Limitations and barriers
All this said, the benefits of land allocations through GPFs are limited, largely due to small plot size, and the plots often being on poor quality land.
Usually, use rights are granted to the whole group and each member is allocated a small section of the plot. By the time the land is divided up, each plot is often very small – capable of generating only minimal economic activity. In Guédé, a village in the Senegal River valley, 6800m2 of land has been allocated to the local GPF.
If the 40 members were to share the land equally, each would have a 170m2 plot, producing barely enough to meet women’s needs.
Accessing land through GPFs is also hindering women’s fight to gain individual control over land. When women access land through their GPF affiliation, local authorities consider them to already have access to land despite the limitations described above.
According to Thérèse Mbaye from the Rural Women’s Network: “Through training and learning, GFPs can strengthen women’s leadership. But their impact on women’s access to and control of land remains limited. Local authorities’ advocacy work can increase the plot sizes allocated to GPFs, [but] GPFs need greater technical and financial support from the state and NGOs to make women’s empowerment a reality.”
While women’s promotion groups have helped secure women’s land rights and strengthen their participation in decision making processes, they shouldn’t be seen as the 'go-to' solution.
Firstly, the approach bypasses the socio-cultural constraints that women face when trying to access land, rather than solving them. Also, because – as we’ve seen – in practice, it often results in women gaining control over tiny plots that do not bring socio-economic empowerment.
Despite these shortcomings, GPFs in Senegal remind us of the power of the collective to shift paradigms. Accessing land through groups may not be the definitive solution, but being organised in groups gives women power and voice to make change happen.

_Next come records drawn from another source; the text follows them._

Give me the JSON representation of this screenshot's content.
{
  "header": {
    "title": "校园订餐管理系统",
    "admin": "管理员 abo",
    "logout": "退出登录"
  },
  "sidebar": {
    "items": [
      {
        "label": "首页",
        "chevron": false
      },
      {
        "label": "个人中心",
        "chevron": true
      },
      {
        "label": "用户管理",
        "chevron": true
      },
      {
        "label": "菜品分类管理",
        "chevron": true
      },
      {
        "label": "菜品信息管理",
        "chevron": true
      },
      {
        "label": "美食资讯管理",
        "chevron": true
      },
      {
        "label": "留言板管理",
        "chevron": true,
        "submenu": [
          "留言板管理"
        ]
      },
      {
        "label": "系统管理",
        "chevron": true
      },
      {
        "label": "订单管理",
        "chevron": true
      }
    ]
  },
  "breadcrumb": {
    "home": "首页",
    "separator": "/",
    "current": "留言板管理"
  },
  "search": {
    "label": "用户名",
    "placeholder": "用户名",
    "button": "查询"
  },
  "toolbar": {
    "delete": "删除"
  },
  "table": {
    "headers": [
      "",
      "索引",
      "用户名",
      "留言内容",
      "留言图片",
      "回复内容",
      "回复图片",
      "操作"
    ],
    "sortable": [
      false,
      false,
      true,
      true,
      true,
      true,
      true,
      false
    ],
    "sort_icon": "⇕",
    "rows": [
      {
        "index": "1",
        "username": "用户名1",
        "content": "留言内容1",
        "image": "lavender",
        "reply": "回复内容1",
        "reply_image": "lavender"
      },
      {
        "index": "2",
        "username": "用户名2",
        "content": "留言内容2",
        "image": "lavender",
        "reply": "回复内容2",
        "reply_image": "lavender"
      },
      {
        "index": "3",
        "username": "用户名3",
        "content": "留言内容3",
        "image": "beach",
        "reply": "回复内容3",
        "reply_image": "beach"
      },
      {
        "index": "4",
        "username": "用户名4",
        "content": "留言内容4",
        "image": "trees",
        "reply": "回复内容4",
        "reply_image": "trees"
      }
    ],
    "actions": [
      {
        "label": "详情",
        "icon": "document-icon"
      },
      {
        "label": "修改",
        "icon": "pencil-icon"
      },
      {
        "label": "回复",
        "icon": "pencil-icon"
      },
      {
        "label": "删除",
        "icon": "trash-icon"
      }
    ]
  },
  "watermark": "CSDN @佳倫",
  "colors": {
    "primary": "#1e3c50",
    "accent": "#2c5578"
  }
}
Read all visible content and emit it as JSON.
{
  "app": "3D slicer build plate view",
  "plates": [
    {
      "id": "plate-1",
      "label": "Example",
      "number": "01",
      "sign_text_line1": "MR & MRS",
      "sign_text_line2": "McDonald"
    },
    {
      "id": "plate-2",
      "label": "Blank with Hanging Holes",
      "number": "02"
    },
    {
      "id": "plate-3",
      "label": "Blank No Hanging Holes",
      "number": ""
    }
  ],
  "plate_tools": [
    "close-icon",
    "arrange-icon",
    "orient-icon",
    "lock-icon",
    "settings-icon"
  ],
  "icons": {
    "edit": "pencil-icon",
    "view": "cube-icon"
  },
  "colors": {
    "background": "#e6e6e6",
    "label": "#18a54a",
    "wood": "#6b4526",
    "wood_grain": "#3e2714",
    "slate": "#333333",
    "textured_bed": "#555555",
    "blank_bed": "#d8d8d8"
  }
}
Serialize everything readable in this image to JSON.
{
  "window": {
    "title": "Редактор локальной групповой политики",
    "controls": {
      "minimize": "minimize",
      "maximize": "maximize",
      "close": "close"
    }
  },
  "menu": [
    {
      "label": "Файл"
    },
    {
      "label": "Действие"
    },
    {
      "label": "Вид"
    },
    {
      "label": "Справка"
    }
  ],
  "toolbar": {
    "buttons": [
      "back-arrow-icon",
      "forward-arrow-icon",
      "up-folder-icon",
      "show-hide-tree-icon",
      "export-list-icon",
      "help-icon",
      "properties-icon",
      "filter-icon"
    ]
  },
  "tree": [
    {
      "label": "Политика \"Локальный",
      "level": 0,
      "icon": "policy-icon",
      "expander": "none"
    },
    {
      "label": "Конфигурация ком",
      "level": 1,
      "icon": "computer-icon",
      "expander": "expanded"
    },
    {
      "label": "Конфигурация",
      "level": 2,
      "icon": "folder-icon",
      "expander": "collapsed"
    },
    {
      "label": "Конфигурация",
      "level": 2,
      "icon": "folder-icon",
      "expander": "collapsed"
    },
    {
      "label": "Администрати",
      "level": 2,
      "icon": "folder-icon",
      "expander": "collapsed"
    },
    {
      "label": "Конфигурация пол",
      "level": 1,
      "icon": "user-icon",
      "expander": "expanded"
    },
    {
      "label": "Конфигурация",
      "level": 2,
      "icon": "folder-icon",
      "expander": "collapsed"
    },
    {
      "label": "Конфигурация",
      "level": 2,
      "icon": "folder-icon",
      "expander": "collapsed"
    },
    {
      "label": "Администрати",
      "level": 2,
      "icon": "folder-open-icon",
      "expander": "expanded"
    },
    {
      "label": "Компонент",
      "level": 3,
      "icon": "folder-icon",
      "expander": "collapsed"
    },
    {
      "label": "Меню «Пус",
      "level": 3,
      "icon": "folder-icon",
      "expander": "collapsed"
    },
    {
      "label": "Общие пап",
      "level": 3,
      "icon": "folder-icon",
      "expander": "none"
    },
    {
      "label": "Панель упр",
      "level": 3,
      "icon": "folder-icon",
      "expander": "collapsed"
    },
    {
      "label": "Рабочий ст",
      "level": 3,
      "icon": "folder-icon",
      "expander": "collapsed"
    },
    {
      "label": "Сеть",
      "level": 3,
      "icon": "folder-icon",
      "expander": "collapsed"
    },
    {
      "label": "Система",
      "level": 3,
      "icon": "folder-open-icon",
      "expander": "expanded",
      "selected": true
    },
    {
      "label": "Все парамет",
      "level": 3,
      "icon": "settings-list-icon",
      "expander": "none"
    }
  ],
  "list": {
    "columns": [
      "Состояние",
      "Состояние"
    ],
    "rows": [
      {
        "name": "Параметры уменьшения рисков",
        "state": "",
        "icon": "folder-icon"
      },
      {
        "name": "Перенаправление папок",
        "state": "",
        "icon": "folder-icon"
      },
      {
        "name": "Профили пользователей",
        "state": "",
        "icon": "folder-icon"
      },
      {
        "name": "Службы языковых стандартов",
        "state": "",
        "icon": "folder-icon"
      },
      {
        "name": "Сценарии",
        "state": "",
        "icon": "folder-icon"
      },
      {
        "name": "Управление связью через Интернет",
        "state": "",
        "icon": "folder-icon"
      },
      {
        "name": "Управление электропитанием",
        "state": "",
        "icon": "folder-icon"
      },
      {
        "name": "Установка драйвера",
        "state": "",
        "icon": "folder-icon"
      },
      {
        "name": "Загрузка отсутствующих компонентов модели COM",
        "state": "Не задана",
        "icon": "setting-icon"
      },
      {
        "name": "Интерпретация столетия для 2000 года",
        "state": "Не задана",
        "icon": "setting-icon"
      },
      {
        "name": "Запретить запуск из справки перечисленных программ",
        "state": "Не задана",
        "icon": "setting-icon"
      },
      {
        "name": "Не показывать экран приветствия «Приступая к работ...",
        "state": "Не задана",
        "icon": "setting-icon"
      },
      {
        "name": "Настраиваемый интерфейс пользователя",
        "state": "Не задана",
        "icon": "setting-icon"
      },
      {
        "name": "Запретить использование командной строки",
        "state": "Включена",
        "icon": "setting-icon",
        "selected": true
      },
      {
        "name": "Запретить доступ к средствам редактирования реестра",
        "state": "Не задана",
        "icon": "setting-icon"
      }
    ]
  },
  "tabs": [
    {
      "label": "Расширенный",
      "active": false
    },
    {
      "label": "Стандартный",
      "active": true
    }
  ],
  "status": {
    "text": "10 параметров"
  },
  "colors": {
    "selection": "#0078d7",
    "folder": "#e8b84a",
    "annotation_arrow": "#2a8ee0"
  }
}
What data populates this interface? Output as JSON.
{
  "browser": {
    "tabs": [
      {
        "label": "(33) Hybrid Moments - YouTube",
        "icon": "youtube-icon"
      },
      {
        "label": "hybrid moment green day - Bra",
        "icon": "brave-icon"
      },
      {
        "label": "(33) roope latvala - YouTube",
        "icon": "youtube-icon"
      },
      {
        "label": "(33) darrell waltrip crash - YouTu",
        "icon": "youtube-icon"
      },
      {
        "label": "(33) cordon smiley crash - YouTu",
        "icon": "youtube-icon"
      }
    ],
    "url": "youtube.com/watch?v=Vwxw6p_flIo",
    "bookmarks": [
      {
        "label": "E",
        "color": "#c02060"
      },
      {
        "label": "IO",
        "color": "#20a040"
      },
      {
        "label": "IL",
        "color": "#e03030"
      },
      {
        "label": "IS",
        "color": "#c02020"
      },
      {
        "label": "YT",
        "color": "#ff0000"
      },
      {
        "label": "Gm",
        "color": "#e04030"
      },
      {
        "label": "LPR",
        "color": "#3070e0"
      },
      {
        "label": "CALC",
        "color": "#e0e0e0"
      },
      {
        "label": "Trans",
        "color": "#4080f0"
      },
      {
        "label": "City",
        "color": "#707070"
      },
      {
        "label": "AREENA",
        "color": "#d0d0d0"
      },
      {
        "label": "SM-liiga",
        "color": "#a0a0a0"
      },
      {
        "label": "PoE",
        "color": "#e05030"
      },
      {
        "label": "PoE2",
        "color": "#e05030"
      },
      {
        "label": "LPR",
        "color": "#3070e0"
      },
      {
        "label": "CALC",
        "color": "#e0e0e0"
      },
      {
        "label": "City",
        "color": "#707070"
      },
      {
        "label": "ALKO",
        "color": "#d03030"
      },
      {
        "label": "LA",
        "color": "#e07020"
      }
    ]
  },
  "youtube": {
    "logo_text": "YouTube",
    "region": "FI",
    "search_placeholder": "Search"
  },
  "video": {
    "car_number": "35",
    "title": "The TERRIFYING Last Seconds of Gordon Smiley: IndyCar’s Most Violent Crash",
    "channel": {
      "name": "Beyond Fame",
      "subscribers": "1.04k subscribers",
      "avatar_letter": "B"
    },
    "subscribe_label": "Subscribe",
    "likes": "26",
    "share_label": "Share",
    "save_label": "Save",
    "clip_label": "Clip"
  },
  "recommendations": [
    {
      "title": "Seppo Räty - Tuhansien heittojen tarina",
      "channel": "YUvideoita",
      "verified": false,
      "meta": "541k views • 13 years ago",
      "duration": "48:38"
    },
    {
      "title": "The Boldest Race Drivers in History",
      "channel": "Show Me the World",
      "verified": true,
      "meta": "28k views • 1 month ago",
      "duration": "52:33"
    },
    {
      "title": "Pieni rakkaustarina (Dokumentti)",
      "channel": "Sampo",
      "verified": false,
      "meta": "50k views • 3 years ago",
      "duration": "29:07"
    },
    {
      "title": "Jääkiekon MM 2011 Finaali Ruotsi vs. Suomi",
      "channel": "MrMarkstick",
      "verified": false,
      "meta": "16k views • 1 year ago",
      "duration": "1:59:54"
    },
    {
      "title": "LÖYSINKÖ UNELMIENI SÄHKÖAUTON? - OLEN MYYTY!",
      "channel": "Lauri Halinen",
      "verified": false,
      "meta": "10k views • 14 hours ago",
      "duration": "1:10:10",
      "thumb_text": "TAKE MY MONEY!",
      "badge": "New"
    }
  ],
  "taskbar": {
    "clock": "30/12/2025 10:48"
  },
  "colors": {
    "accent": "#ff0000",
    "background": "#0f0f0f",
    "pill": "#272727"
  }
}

Collective action should be more prominent in strategies to strengthen women’s land rights. Women’s groups need more support from governments and NGOs, so they can become genuine spaces for empowerment. This includes strengthening these groups’ political and economic influence as well as recognising them as key development actors.